This type of financing comes from a bank or financial institution, and many homeowners choose a home equity line of credit (HELOC). If you are buying a home and qualify for an FHA loan, there may be an option for an energy efficient mortgage (EEM) loan that includes the cost of a solar system in the purchase price. Talk to your lender to learn more.
These loans don’t require collateral; instead it’s a loan through the solar company, who provides the panels and installation up front, and you pay the money back over the course of several years in an installment loan. Most people can qualify for these loans, but it’s a good idea to check the fine print on what is in the payments, including fees and other requirements.

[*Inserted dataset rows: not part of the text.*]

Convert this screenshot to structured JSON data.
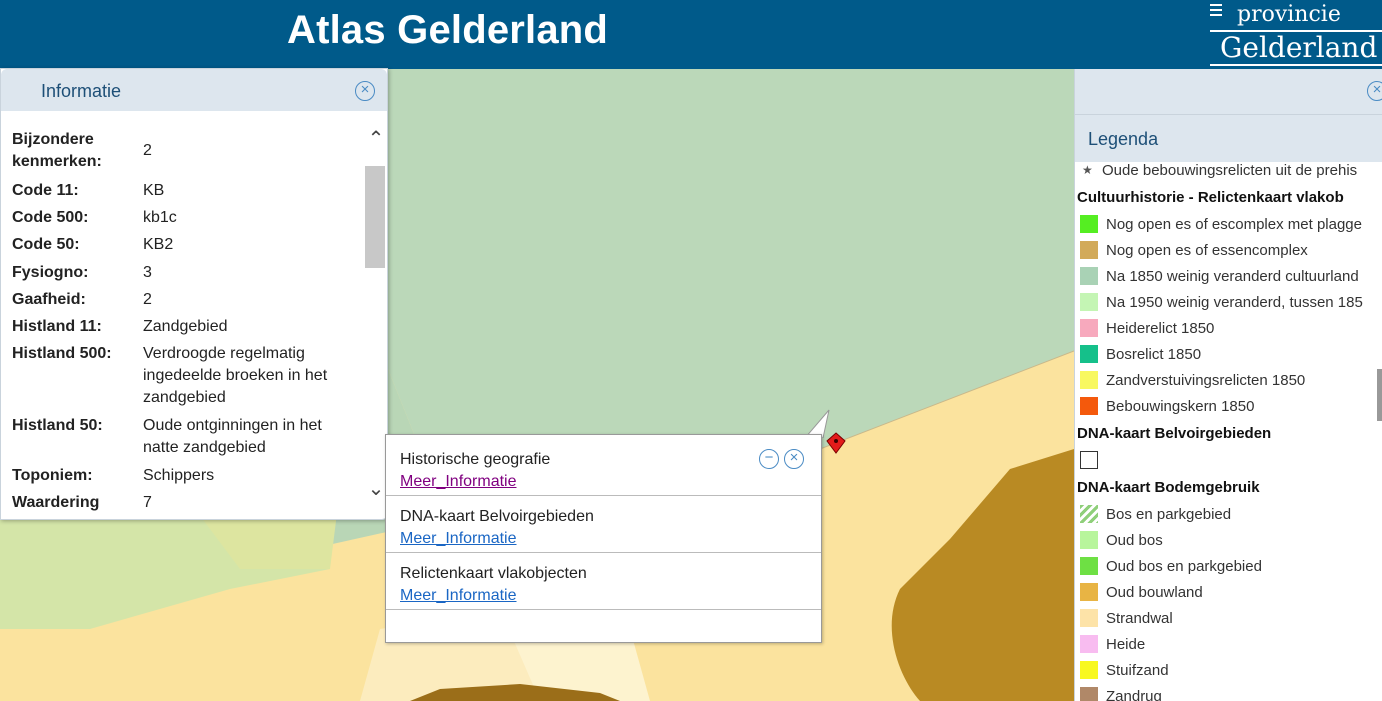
{
  "header": {
    "title": "Atlas Gelderland",
    "logo_line1": "provincie",
    "logo_line2": "Gelderland"
  },
  "info_panel": {
    "title": "Informatie",
    "rows": [
      {
        "key": "Bijzondere kenmerken:",
        "value": "2"
      },
      {
        "key": "Code 11:",
        "value": "KB"
      },
      {
        "key": "Code 500:",
        "value": "kb1c"
      },
      {
        "key": "Code 50:",
        "value": "KB2"
      },
      {
        "key": "Fysiogno:",
        "value": "3"
      },
      {
        "key": "Gaafheid:",
        "value": "2"
      },
      {
        "key": "Histland 11:",
        "value": "Zandgebied"
      },
      {
        "key": "Histland 500:",
        "value": "Verdroogde regelmatig ingedeelde broeken in het zandgebied"
      },
      {
        "key": "Histland 50:",
        "value": "Oude ontginningen in het natte zandgebied"
      },
      {
        "key": "Toponiem:",
        "value": "Schippers"
      },
      {
        "key": "Waardering",
        "value": "7"
      }
    ]
  },
  "popup": {
    "items": [
      {
        "title": "Historische geografie",
        "link": "Meer_Informatie",
        "link_color": "#800080"
      },
      {
        "title": "DNA-kaart Belvoirgebieden",
        "link": "Meer_Informatie",
        "link_color": "#1a66c4"
      },
      {
        "title": "Relictenkaart vlakobjecten",
        "link": "Meer_Informatie",
        "link_color": "#1a66c4"
      }
    ]
  },
  "legend": {
    "title": "Legenda",
    "items": [
      {
        "type": "star",
        "label": "Oude bebouwingsrelicten uit de prehis"
      },
      {
        "type": "header",
        "label": "Cultuurhistorie - Relictenkaart vlakob"
      },
      {
        "type": "swatch",
        "color": "#55ee22",
        "label": "Nog open es of escomplex met plagge"
      },
      {
        "type": "swatch",
        "color": "#d2aa5a",
        "label": "Nog open es of essencomplex"
      },
      {
        "type": "swatch",
        "color": "#a9d2b5",
        "label": "Na 1850 weinig veranderd cultuurland"
      },
      {
        "type": "swatch",
        "color": "#c4f5b4",
        "label": "Na 1950 weinig veranderd, tussen 185"
      },
      {
        "type": "swatch",
        "color": "#f7a9bd",
        "label": "Heiderelict 1850"
      },
      {
        "type": "swatch",
        "color": "#15c08a",
        "label": "Bosrelict 1850"
      },
      {
        "type": "swatch",
        "color": "#f8f860",
        "label": "Zandverstuivingsrelicten 1850"
      },
      {
        "type": "swatch",
        "color": "#f4590c",
        "label": "Bebouwingskern 1850"
      },
      {
        "type": "header",
        "label": "DNA-kaart Belvoirgebieden"
      },
      {
        "type": "outline",
        "label": ""
      },
      {
        "type": "header",
        "label": "DNA-kaart Bodemgebruik"
      },
      {
        "type": "hatch",
        "color": "#8fcf7a",
        "label": "Bos en parkgebied"
      },
      {
        "type": "swatch",
        "color": "#b8f59c",
        "label": "Oud bos"
      },
      {
        "type": "swatch",
        "color": "#6ee044",
        "label": "Oud bos en parkgebied"
      },
      {
        "type": "swatch",
        "color": "#e8b444",
        "label": "Oud bouwland"
      },
      {
        "type": "swatch",
        "color": "#fde3a8",
        "label": "Strandwal"
      },
      {
        "type": "swatch",
        "color": "#f8bcf0",
        "label": "Heide"
      },
      {
        "type": "swatch",
        "color": "#f8f820",
        "label": "Stuifzand"
      },
      {
        "type": "swatch",
        "color": "#b08868",
        "label": "Zandrug"
      }
    ]
  }
}
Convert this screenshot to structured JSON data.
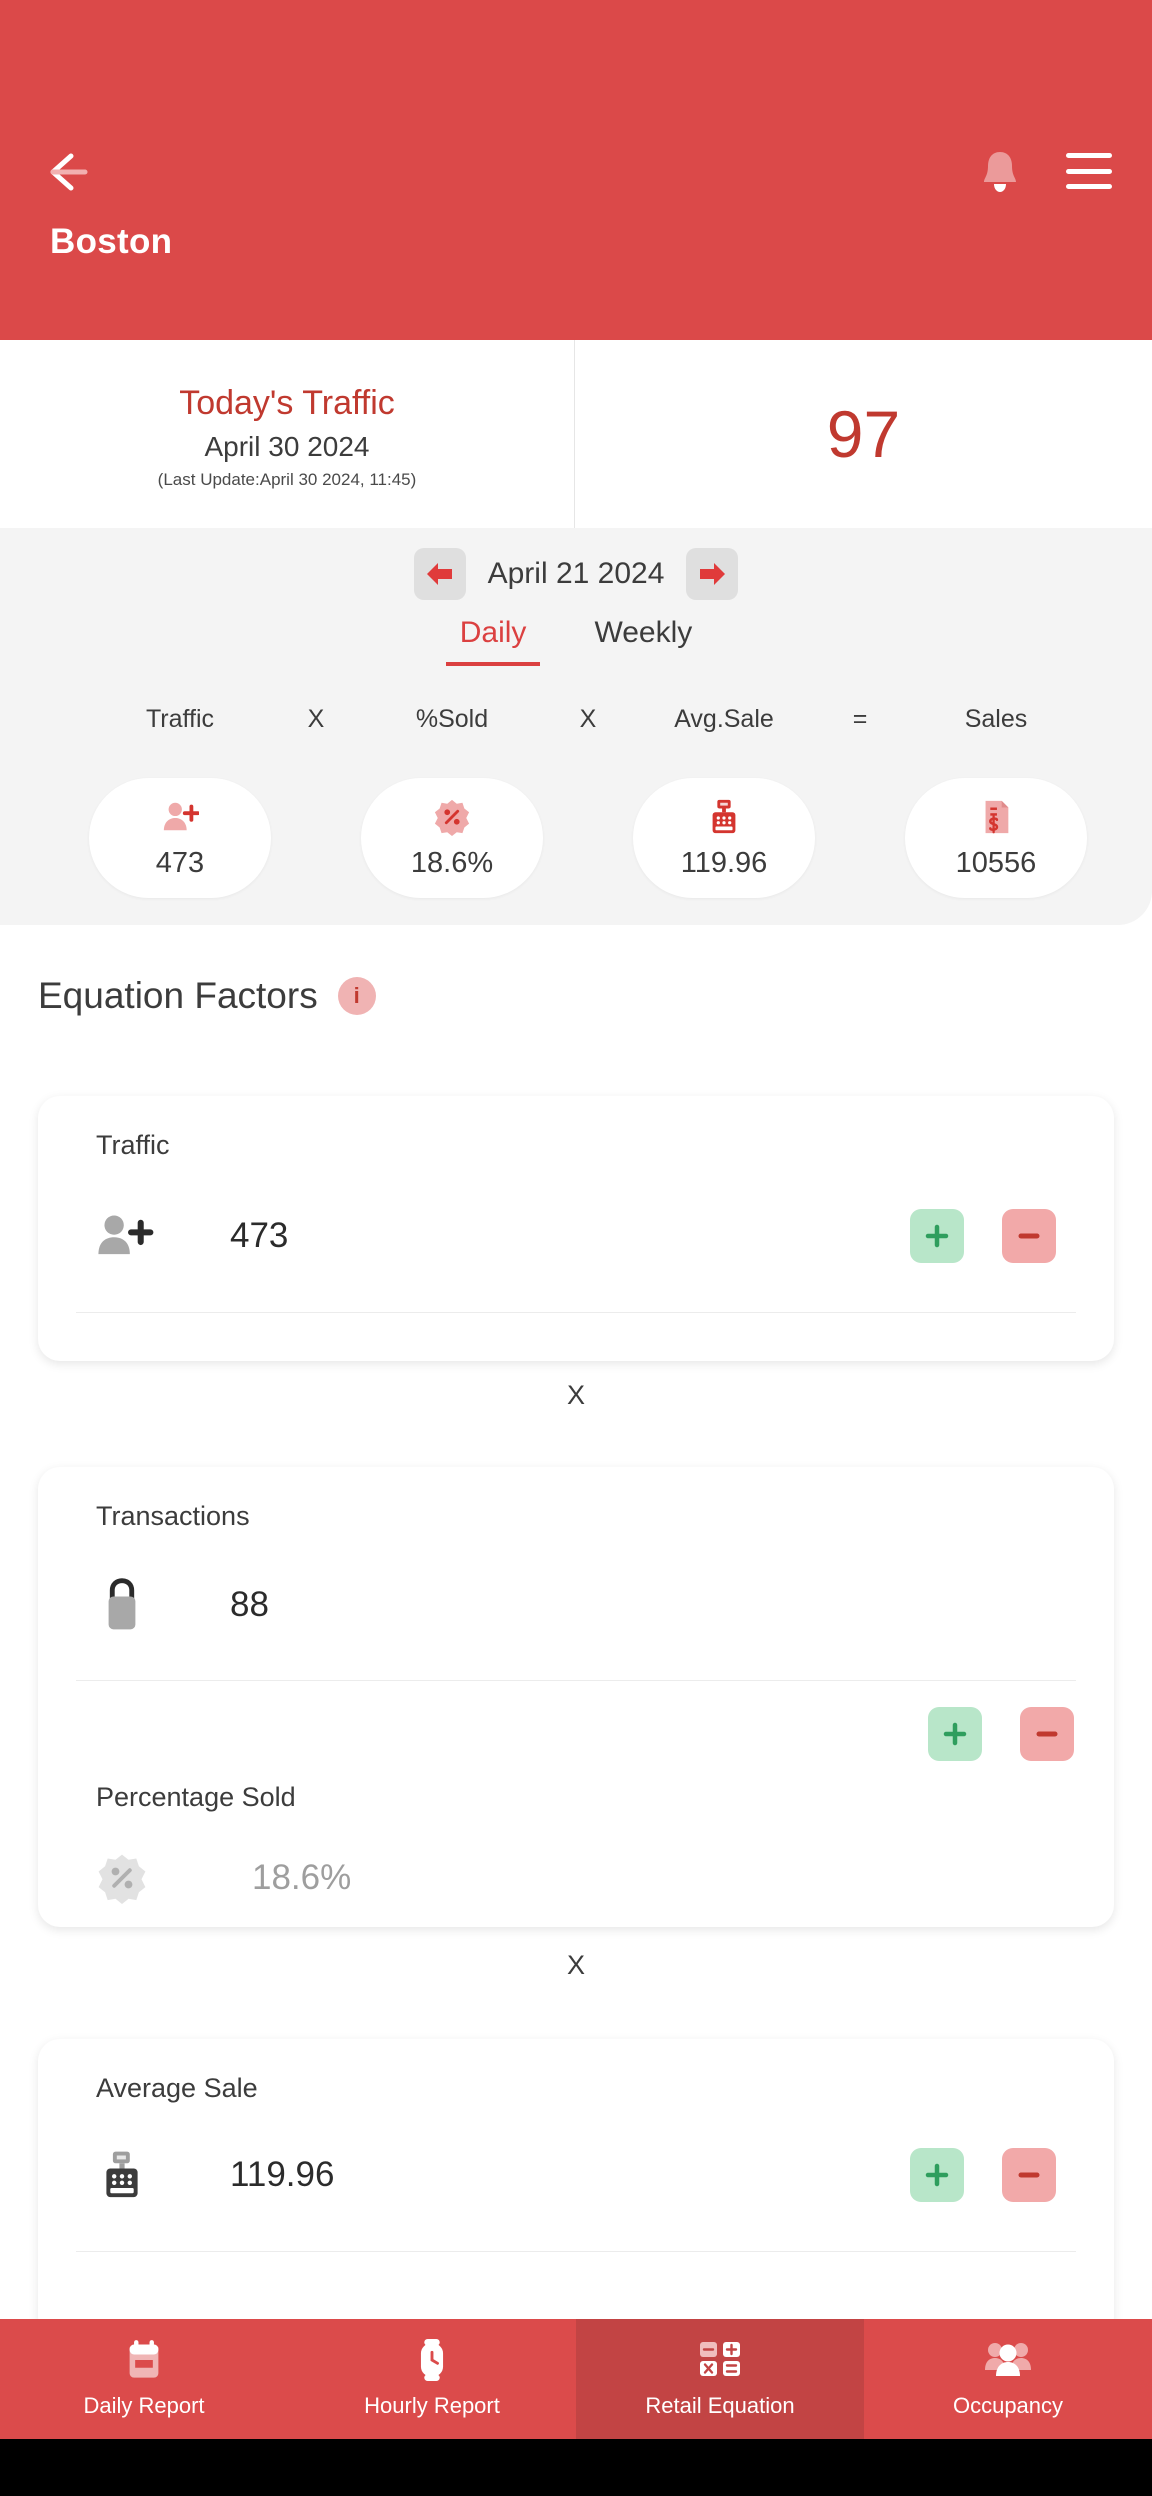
{
  "header": {
    "title": "Boston",
    "back_icon": "back-arrow-icon",
    "bell_icon": "bell-icon",
    "menu_icon": "hamburger-menu-icon",
    "bg_color": "#db4949"
  },
  "today_traffic": {
    "title": "Today's Traffic",
    "date": "April 30 2024",
    "last_update": "(Last Update:April 30 2024, 11:45)",
    "value": "97",
    "accent_color": "#c0392f"
  },
  "date_nav": {
    "prev_icon": "arrow-left-icon",
    "next_icon": "arrow-right-icon",
    "current_date": "April 21 2024"
  },
  "period_tabs": {
    "items": [
      {
        "label": "Daily",
        "active": true
      },
      {
        "label": "Weekly",
        "active": false
      }
    ]
  },
  "equation_summary": {
    "terms": [
      {
        "label": "Traffic",
        "value": "473",
        "icon": "person-add-icon"
      },
      {
        "label": "%Sold",
        "value": "18.6%",
        "icon": "percent-badge-icon"
      },
      {
        "label": "Avg.Sale",
        "value": "119.96",
        "icon": "cash-register-icon"
      },
      {
        "label": "Sales",
        "value": "10556",
        "icon": "receipt-dollar-icon"
      }
    ],
    "operators": [
      "X",
      "X",
      "="
    ]
  },
  "equation_factors": {
    "title": "Equation Factors",
    "info_icon": "info-icon",
    "info_glyph": "i",
    "separators": [
      "X",
      "X"
    ],
    "cards": [
      {
        "label": "Traffic",
        "value": "473",
        "icon": "person-add-icon",
        "muted": false,
        "plus_label": "+",
        "minus_label": "−"
      },
      {
        "label": "Transactions",
        "value": "88",
        "icon": "shopping-bag-icon",
        "muted": false,
        "plus_label": "+",
        "minus_label": "−"
      },
      {
        "label": "Percentage Sold",
        "value": "18.6%",
        "icon": "percent-badge-icon",
        "muted": true
      },
      {
        "label": "Average Sale",
        "value": "119.96",
        "icon": "cash-register-icon",
        "muted": false,
        "plus_label": "+",
        "minus_label": "−"
      }
    ]
  },
  "bottom_nav": {
    "items": [
      {
        "label": "Daily Report",
        "icon": "calendar-icon",
        "selected": false
      },
      {
        "label": "Hourly Report",
        "icon": "clock-icon",
        "selected": false
      },
      {
        "label": "Retail Equation",
        "icon": "calculator-icon",
        "selected": true
      },
      {
        "label": "Occupancy",
        "icon": "people-icon",
        "selected": false
      }
    ],
    "bg_color": "#db4b4b",
    "selected_bg_color": "#c24444"
  },
  "colors": {
    "plus_button": "#b8e6c9",
    "minus_button": "#f2a9a9",
    "panel_bg": "#f4f4f4"
  }
}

A solar lease is another popular choice for homeowners who don’t have cash up front and can’t get a loan. This is a “no money down” option to get solar immediately, and you make monthly payments on the system while enjoying lower energy bills. The solar company will qualify you for the lease.
Solar Financing When You Move
If you are planning to move, look carefully at the fine print in a solar loan or lease. Most of the time homeowners will not take solar panels with them after selling a home because it’s expensive to move them, it could void the warranty, and it leaves holes in the roof as well as different color shingles where the panels were shading it from the sun and weather. You will likely leave the solar system for the next homeowner, but if you still owe money on the solar loan you may have to buy out the remainder of the contract at the time you move. Since your home will probably be worth more with a solar system, you can set a higher asking price to make up for the remainder of the loan you owe.
With a solar lease, any buyers will need to agree to apply for their own lease and take on the monthly payments. If your buyers can’t qualify for a lease or don’t want that extra payment that could be a deal breaker in a sale. Most leases are between 15 and 25 years, so if you’re not going to be in your home for that long, a lease might not be a good idea.
Tax credits are still available as long as you get a solar system before 2022, but the amount you can claim goes down each year. If you opt for a solar lease, you don’t own the panels and therefore cannot claim the tax credit.
Call PRVL Energy today to talk more about your options and get solar for your home.